There are a couple of ways to implement this technique in your website’s code. The first method uses the meta refresh tag on the client-side of the page. Google considers the 0-second interval of an HTML meta refresh as a hint to a 301 redirect. The other option is to use a PHP redirect. This is similar to using the meta refresh tag, except that it uses a link in the body section.
A 301 redirect is an important part of SEO, which signals to search engines and users that a website has changed content. This keeps your website’s user journey logical and helps keep it visible in search engines. Before you start using a 301 redirect on your website, however, you should familiarize yourself with its basics and test its speed and SEO strength. A free website speed test tool is available to help you determine the security of your website.
A 301 redirect is also required when merging two websites. When you merge two websites, you must ensure that each of them has a single URL and canonical destination. Using this method allows you to make the transition to your new website seamless. Another reason to use a 301 redirect is when moving your site from HTTP to HTTPS. The former is a common migration method, but it has additional advantages. The former ensures that the new website maintains its SEO rankings.

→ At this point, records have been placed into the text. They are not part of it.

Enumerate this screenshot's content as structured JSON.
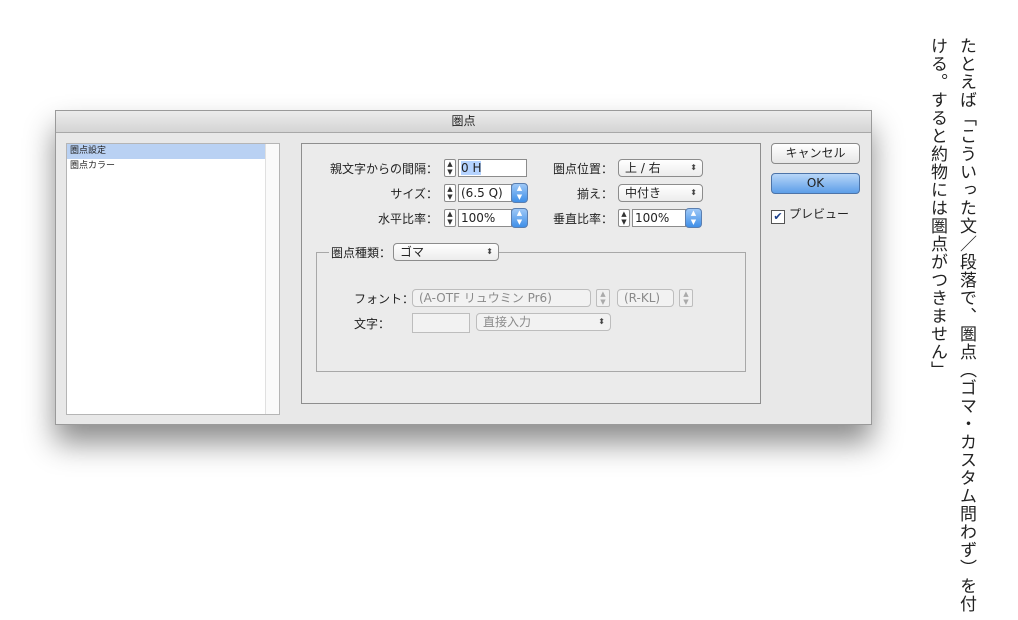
{
  "dialog": {
    "title": "圏点",
    "sidebar": [
      "圏点設定",
      "圏点カラー"
    ],
    "fields": {
      "spacing_label": "親文字からの間隔：",
      "spacing_value": "0 H",
      "size_label": "サイズ：",
      "size_value": "(6.5 Q)",
      "hratio_label": "水平比率：",
      "hratio_value": "100%",
      "position_label": "圏点位置：",
      "position_value": "上 / 右",
      "align_label": "揃え：",
      "align_value": "中付き",
      "vratio_label": "垂直比率：",
      "vratio_value": "100%"
    },
    "kind": {
      "label": "圏点種類：",
      "value": "ゴマ",
      "font_label": "フォント：",
      "font_value": "(A-OTF リュウミン Pr6)",
      "style_value": "(R-KL)",
      "char_label": "文字：",
      "char_value": "",
      "input_mode": "直接入力"
    },
    "buttons": {
      "cancel": "キャンセル",
      "ok": "OK",
      "preview": "プレビュー",
      "preview_checked": true
    }
  },
  "side_text": {
    "line1": "たとえば「こういった文／段落で、圏点（ゴマ・カスタム問わず）を付",
    "line2": "ける。すると約物には圏点がつきません」"
  }
}
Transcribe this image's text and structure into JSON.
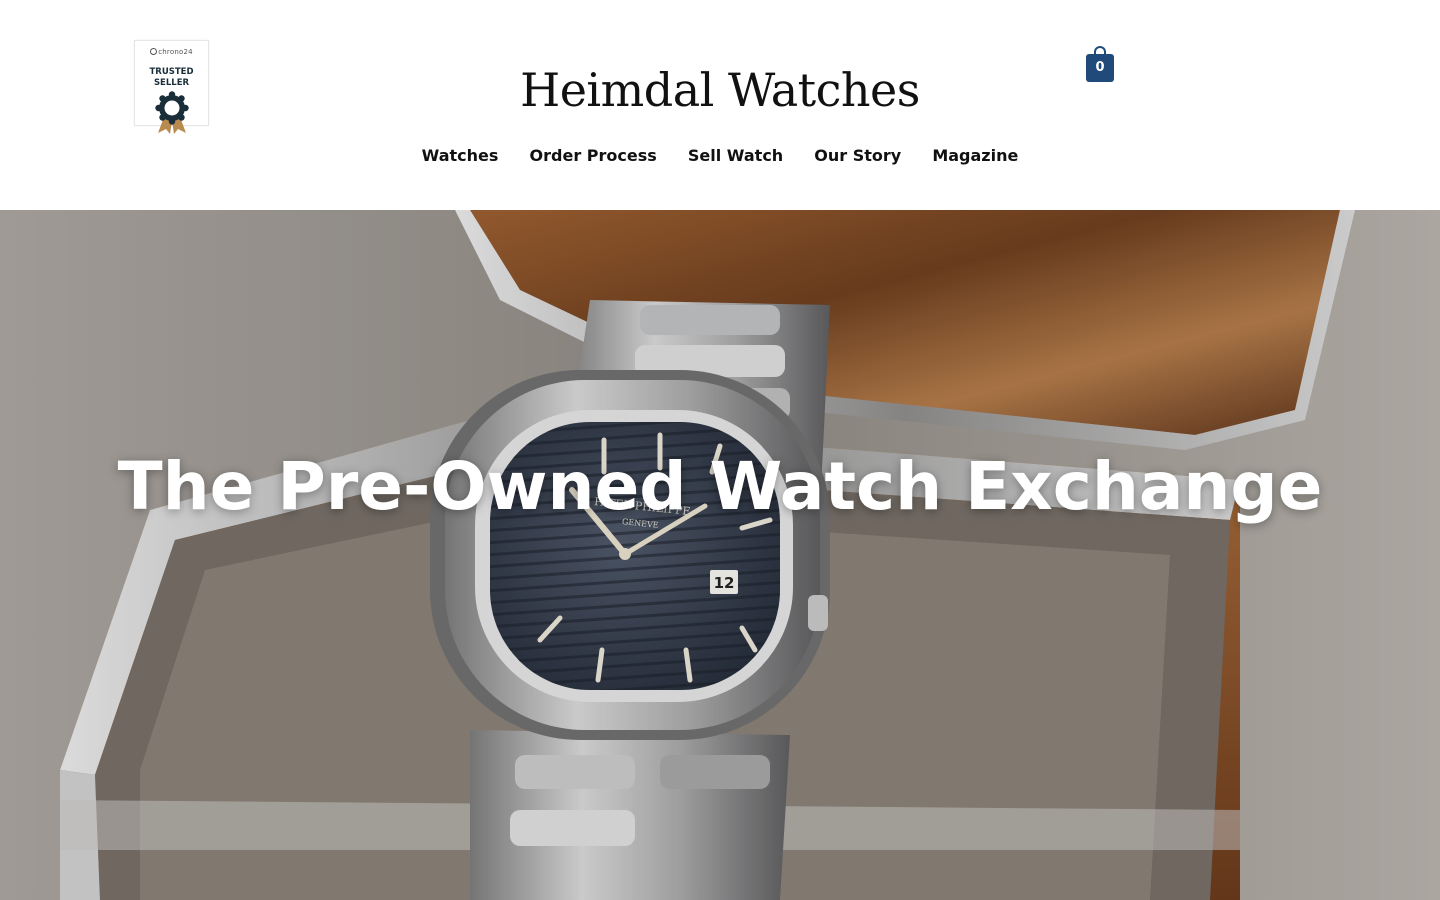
{
  "badge": {
    "brand": "chrono24",
    "line1": "TRUSTED",
    "line2": "SELLER",
    "seal_color": "#1a2e3a",
    "ribbon_color": "#b98a4e"
  },
  "site": {
    "title": "Heimdal Watches"
  },
  "cart": {
    "icon": "shopping-bag-icon",
    "count": "0",
    "color": "#1f4a7a"
  },
  "nav": {
    "items": [
      {
        "label": "Watches"
      },
      {
        "label": "Order Process"
      },
      {
        "label": "Sell Watch"
      },
      {
        "label": "Our Story"
      },
      {
        "label": "Magazine"
      }
    ]
  },
  "hero": {
    "headline": "The Pre-Owned Watch Exchange",
    "dial_text_1": "PATEK PHILIPPE",
    "dial_text_2": "GENEVE",
    "date_window": "12"
  }
}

When it comes to search engine optimization, you might be confused about the difference between a 301 redirect and a canonical redirect. The two types of redirections serve different purposes. The former is used to send the same signal to Google, while the latter is used to indicate a new version of a web page. The 301 redirect indicates to Google that a page has been permanently moved from its original location and passes the SEO credit to its new location. In addition, the Canonical Attribute signals to the search engine that a document has multiple versions, but one page should be the original. In short, the original page should be ranked in search results, and any duplicated pages should be excluded from the index.
In addition to preventing duplicate content from being indexed, canonical URLs tell search engines which URL to use in the event of a duplicate content problem. A wine webshop, for instance, might have different pages for different regions, categories, and product lines. The canonical URL tells Google to use that URL whenever possible. As a result, the search engine won’t index duplicate content. It’s a useful technique when multiple versions of a web page are duplicated.
URL shortening is a method to forward a page from one URL to another, using a short form on a website. Most URL shortening services work by taking the ID stored in the URL’s database and converting it to Base 62. The URL will still be recognizable if the id is not set, but this will cause the user to see an error page.
Some of the main uses for URL shortening are to beautify links and track clicks or to hide the underlying web address. These are usually desirable for personal or legal reasons, but some services are also abused. Some URL shortening service providers have been removed from online registries and web hosts have even blocked their use. Shortened URLs are not allowed on some websites due to the risk of spamming.